Five vintage albums from '70s hitmakers the Doobie Brothers are included in this special box set. Released in 1971, The Doobie Brothers was the group's first album, and finds the Doobies beginning to work out the sound that would make them famous. Livin' on the Fault Line from 1977 would prove to be their last album with guitarist and founder Tom Johnston, and found them expanding their jazz influences. Issued in 1978, Minute by Minute featured two major hits, the title cut and "What a Fool Believes," and with Michael McDonald handling all the lead vocals, the group refined its R&B sound and came up with a commercial blockbuster.
There’s much more to Nat King Cole than you know. Nat was surely a smooth singer and a gentle swinger. But he was also a consummate jazz piano player who recorded secretly as a sideman for Keynote and Mercury – using amusing pseudonyms – even as he rose to fame recording hit after hit for Capitol Records. Riffin’: The Decca, JATP, Keynote and Mercury Recordings, a 3-CD box set on Hip-oSelect.com’s Verve Select imprint, features Nat backing his many friends in the 1940s, as well as his original King Cole Trio singles on Decca – a total of 53 tracks significantly restored and remastered, and housed in a beautiful 7 3/8” square box set with a 30-page book stuffed with rare photos, a brilliant essay by David Ritz, detailed session notes and reproductions of the original releases’ artwork, from 78 RPM labels to 10-inch LP covers and much more.
It is no exaggeration to call Little Walter the Jimi Hendrix of the electric harp: he redefined what the instrument was and what it could do, pushing the instrument so far into the future that his music still sounds modern decades after it was recorded. Little Walter wasn't the first musician to amplify the harmonica but he arguably was the first to make the harp sound electric, twisting twitching, vibrant runs out of his instrument; nearly stealing the show from Muddy Waters on his earliest Chess recordings; and so impressing Leonard Chess that he made Muddy keep Walter as his harpist even after Waters broke up his band.
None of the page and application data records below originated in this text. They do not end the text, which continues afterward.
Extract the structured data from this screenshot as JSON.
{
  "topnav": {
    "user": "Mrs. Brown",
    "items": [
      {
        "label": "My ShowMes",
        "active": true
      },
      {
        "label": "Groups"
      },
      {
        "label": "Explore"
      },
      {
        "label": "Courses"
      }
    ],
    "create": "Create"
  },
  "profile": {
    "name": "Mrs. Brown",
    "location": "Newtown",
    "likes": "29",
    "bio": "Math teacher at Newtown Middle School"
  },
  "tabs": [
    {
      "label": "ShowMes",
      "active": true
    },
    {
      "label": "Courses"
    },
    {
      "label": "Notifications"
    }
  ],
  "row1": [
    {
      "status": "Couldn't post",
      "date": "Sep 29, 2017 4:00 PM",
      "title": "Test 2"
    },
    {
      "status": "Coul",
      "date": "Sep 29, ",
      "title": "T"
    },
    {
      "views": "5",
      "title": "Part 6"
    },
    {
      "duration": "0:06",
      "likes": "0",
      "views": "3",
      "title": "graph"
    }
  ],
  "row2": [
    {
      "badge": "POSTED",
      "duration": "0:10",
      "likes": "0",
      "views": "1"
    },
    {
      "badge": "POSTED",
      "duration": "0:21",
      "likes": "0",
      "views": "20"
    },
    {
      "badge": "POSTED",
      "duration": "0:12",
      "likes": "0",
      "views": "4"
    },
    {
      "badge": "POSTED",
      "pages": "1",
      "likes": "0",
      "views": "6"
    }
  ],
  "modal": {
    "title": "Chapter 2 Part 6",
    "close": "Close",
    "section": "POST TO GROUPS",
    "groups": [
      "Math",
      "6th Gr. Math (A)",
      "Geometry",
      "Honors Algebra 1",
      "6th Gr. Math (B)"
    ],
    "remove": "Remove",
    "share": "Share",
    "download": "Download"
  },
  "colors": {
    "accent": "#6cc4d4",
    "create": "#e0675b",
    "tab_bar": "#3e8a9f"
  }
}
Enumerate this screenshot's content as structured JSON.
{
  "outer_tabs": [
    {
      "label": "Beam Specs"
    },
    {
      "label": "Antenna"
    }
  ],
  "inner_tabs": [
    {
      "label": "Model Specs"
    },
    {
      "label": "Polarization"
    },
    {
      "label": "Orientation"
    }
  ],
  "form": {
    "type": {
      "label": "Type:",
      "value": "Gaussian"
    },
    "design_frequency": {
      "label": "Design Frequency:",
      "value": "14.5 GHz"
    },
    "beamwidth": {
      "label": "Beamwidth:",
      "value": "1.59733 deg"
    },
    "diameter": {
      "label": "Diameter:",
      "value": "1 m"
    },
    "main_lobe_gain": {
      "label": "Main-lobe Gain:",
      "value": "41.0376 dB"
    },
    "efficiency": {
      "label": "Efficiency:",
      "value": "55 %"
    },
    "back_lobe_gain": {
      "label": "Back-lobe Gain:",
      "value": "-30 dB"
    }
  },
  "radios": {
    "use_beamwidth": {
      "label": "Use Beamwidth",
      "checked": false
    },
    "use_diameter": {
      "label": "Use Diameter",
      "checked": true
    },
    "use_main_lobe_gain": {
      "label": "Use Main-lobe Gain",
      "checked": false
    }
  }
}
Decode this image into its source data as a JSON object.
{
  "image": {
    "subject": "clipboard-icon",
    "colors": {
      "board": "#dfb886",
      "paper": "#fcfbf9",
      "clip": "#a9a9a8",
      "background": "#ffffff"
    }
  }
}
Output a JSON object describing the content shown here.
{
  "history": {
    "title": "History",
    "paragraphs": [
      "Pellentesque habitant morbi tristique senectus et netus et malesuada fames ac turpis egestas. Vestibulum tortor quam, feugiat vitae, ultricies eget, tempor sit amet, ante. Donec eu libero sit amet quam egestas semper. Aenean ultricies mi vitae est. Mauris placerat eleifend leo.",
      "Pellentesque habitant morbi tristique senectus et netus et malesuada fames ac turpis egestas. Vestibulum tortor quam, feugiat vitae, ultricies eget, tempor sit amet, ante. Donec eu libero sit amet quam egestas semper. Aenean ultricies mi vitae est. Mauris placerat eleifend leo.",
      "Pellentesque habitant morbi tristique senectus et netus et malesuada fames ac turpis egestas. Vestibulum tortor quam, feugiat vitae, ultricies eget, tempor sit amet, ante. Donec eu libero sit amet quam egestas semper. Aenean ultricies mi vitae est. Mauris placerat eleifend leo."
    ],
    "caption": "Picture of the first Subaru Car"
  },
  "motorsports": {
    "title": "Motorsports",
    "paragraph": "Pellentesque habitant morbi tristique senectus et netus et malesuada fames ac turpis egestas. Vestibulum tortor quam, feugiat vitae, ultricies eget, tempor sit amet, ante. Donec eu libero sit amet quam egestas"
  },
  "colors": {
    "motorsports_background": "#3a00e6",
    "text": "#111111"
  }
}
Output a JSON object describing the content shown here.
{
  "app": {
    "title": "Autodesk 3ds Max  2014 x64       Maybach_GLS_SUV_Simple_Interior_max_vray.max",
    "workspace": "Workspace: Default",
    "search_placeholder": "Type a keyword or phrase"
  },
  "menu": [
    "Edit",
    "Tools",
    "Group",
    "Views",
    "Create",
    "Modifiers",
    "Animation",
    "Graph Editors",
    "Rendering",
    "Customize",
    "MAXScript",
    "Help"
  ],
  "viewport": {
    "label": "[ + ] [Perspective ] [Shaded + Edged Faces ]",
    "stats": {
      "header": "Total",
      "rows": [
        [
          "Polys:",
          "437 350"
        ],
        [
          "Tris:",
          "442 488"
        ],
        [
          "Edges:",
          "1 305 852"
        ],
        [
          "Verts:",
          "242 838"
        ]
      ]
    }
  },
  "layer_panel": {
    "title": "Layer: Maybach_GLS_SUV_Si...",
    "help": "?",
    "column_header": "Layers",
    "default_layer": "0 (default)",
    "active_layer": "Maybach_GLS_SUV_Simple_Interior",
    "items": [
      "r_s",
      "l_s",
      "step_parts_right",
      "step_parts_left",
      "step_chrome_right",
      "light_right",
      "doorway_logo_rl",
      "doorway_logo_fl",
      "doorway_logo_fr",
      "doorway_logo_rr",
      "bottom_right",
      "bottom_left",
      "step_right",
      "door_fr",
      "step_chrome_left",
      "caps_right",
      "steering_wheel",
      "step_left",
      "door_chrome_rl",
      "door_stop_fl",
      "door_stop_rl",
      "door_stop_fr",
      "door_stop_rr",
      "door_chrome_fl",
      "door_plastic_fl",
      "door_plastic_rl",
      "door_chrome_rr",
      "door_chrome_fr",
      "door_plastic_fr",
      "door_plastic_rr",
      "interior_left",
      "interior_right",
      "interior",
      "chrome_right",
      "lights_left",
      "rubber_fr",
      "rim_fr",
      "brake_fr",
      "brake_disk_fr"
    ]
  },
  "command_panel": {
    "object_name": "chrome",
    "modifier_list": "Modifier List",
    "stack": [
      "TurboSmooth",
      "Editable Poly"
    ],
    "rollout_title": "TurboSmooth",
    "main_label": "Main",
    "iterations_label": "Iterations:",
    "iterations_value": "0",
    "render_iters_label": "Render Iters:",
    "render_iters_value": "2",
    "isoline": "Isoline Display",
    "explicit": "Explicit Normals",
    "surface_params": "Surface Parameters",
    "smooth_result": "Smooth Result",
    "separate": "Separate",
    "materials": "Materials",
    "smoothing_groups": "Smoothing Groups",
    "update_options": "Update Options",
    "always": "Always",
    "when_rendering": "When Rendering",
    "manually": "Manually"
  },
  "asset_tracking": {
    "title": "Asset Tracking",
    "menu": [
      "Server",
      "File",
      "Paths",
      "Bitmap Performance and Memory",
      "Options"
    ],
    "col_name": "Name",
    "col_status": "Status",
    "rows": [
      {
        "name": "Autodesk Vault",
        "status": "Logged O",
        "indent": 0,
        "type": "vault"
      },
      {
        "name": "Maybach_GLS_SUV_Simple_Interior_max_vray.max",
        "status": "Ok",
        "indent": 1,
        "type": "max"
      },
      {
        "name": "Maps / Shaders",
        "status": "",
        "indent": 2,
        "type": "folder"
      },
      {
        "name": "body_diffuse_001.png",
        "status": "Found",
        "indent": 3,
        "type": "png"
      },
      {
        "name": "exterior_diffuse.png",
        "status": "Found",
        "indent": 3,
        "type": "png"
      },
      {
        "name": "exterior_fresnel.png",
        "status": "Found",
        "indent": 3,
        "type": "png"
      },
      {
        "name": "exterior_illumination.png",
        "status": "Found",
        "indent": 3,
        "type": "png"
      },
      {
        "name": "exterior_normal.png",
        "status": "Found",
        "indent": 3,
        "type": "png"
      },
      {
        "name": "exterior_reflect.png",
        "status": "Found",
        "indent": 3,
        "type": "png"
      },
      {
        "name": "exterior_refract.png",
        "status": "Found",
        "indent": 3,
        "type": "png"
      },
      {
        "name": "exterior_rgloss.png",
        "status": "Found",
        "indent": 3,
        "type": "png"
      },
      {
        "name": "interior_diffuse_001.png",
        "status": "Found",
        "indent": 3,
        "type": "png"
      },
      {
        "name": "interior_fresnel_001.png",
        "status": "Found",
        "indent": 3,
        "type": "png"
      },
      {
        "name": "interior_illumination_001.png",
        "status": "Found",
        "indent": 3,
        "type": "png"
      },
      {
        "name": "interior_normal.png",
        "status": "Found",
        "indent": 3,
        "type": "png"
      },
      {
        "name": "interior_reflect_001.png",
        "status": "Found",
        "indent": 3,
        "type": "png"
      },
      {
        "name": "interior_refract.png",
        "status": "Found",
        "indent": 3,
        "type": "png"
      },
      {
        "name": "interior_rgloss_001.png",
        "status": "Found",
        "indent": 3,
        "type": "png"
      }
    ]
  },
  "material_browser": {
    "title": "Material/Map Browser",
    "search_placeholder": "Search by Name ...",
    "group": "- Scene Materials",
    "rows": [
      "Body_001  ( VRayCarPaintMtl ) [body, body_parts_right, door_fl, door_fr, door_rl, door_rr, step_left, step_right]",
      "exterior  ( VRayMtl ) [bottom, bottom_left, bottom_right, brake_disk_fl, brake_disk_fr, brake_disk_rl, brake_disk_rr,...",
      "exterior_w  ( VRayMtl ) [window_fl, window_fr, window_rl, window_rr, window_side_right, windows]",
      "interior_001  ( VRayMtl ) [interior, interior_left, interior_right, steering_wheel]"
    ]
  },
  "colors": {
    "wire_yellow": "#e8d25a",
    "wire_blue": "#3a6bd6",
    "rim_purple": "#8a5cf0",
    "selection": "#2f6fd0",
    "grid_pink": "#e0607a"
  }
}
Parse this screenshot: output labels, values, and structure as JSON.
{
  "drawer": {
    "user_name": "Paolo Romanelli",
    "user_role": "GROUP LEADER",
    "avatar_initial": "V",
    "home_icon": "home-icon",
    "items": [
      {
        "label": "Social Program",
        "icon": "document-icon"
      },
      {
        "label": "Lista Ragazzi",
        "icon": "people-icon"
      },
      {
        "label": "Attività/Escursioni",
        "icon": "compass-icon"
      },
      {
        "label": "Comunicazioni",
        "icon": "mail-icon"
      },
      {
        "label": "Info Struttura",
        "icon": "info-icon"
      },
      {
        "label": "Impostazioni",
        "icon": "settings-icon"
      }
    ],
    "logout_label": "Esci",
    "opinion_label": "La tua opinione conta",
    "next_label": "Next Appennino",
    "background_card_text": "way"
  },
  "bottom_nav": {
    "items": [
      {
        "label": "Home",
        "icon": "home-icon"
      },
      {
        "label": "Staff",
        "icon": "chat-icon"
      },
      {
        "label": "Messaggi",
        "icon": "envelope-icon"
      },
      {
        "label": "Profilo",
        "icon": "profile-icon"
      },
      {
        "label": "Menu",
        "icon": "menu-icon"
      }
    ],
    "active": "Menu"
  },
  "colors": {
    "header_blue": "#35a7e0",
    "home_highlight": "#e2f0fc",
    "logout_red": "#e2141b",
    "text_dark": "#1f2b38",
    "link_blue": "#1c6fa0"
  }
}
Chess also made Walter into his studio's house harpist and started to release Little Walter solo records with the instrumental "Juke" in 1952. "Juke" became a smash hit and turned Little Walter into a star, making him a steady presence on the '50s R&B charts.
On 27th November 2013 Simple Minds played a very special concert and filmed it at the brand new award-winning venue the SSE Hydro Glasgow, the first concert to be filmed there. This deluxe digipak package features a DVD with a 93 minute edit of the concert, two CDs containing the audio, and a booklet containing a selection of beautiful photos of the occasion. To an enthusiastic home audience, the band delivers rousing versions of hit after hit after hit.
Before the rock & roll revolution, Rosemary Clooney was one of the most popular female singers in America, rising to superstardom during the golden age of adult pop. Like many of her peers in the so-called "girl singer" movement Doris Day, Kay Starr, Peggy Lee, Patti Page, et al. Clooney's style was grounded in jazz, particularly big-band swing. She wasn't an improviser or a technical virtuoso, and lacked the training to stand on an equal footing with the greatest true jazz singers.
These two 1960 releases offer an ingenious mixture–swinging Latin rhythms popular in the late '50s and early '60s, and the rhythmical perfection of Peggy Lee. When these songs were recorded, Lee was already the toast of the world. Having proved herself early on in the Benny Goodman orchestra she then started writing her own songs, raked in hit after hit, and became a celebrated actress. It seems appropriate that the selection of songs from "Ole Ala Lee!" should be favorites from the musical theater.
Peter Gabriel's work doesn't lend itself easily to compilations – not because he didn't cut singles, since he made many terrific stand-alone singles, but because his body of work is so idiosyncratic, even contradictory, that it's possible to have perfectly valid differing perspectives on his catalog. This results in differing opinions among fans, so it's perfectly logical that Gabriel and his associates would have a unique view of his own work, as captured on Hit.